And in my experience, the steps never end. Here are numbers 93 and 204 that I have recently discovered:
93: You walk into Half Price Books and find a pile of your first book selling for $3 less than the publisher is currently charging you for author copies.
204: Your royalty check from a formerly reliable mid-size publisher is now two months overdue and the publisher tells you they are in -gulp – "disarray."
I've just accepted that publishing today is never an easy ride. But if you love to write, it's still worth the endless trip.
The hard part is to make yourself stop asking, Daddy are we there yet?
Laura – 🙂
Maybe I was in the denial stage. Actually Kiersten, I think you may have done a terrible thing to me. I'm starting to wonder what stage I'm in now all the time.

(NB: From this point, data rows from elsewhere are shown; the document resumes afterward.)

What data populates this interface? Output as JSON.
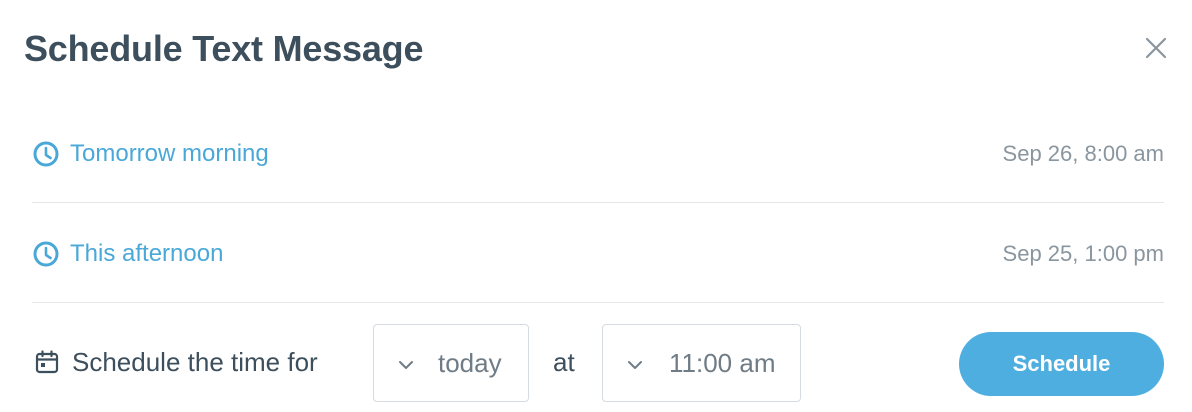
{
  "modal": {
    "title": "Schedule Text Message"
  },
  "options": [
    {
      "label": "Tomorrow morning",
      "time": "Sep 26, 8:00 am",
      "icon": "clock-icon"
    },
    {
      "label": "This afternoon",
      "time": "Sep 25, 1:00 pm",
      "icon": "clock-icon"
    }
  ],
  "custom": {
    "icon": "calendar-icon",
    "label": "Schedule the time for",
    "date_value": "today",
    "at_label": "at",
    "time_value": "11:00 am",
    "button_label": "Schedule"
  },
  "colors": {
    "title": "#3d4f5c",
    "accent": "#4aa8d8",
    "button": "#4faee0",
    "muted": "#8a969f"
  }
}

Can I also take a second to mention that was pretty cool that Nathan finally got access and posted all the way from South America. On his vacation, too.
Been there, and this is totally, completely, 100% true. Though I must confess sometimes I hover back and forth between stages two and four…
Such a fun thing, this writing business.
As ever, you are truly awesome.
I shall bear all of this in mind over the coming months, especially the bit about going to bed and never getting up again.
Maya / מיה says
I love this!! Well done!! Nathan, I love your posts, but this week is AWESOME. 🙂 Maybe we can do this again some time?
This is great.
Wow. I'm not the only one who feels like this. This makes me feel better. Thank You.
Lydia Sharp says
Thank you so much for this. It gave me a much-needed laugh, and it's nice to know I'm not alone.
So true! 🙂
Word Verification: unrest
That was hilarious. Been there. But what I think is worse is what I like to call "literary agent purgatory". I've had one agent who has had my book for 3 years now (she's just read a revision) and she is on my second book. She "LOVES my writing" but has not signed me. We're not exclusive so I also have the same first manuscript with another agent who told me she couldn't stop thinking about it weeks after she'd read it and she too is reading my second manuscript. But she too will not sign me as a client. (We're also not exclusive). I've heard that my work is "compelling and gripping" and "a home run" but I have NO AGENT!!!! Only agents who would like to sit on my book for literally years without giving me a yes or no answer. Even after extensive revisions they still can't decide. Sometimes I just want to scream CRAP OR GET OFF THE POT PEOPLE.
But hey, I'm on the right track I guess.
Julia Weston says
I really needed this today. 🙂 Thank you
I loved this post, and I needed the spirit lift today. I'm in stage five for my first book, stage four for my second – it's a realy really good book if someone would just take a look, I swear it; [see how desperate we writers can get] and still hovering around stage three for my third. At least I've never gone back to stage one, and I've learned there's no point in anger or in comparing myself to author X.
Anyway, I'm writing a fourth now, and the next round of queries will begin. Why I don't know, unless maybe I just don't want the cycle to ever end.
Beth Terrell says
What a perfect description of the rejection-assimilation process. Great post. Thank you for putting it so well.
Amber Argyle-Smith says
Oh, heavens! I do know all about agent submission hell. Yes I do.
sue laybourn says
Brilliant and absolutely true, every last word of it.
I could've written this myself if I wasn't wrapped up in working on shiny new idea. 😀
This is so true! Great post!
Very funny and oh, so true!
Wow. This is really scary because it describes me exactly. As a matter of fact, have you been watching me and reading my thoughts?
I'm actually going to print this and tack it to my wall. Good stuff.
I love it. This is so absolutely true. It's encouraging to know that we're not alone in this insanity!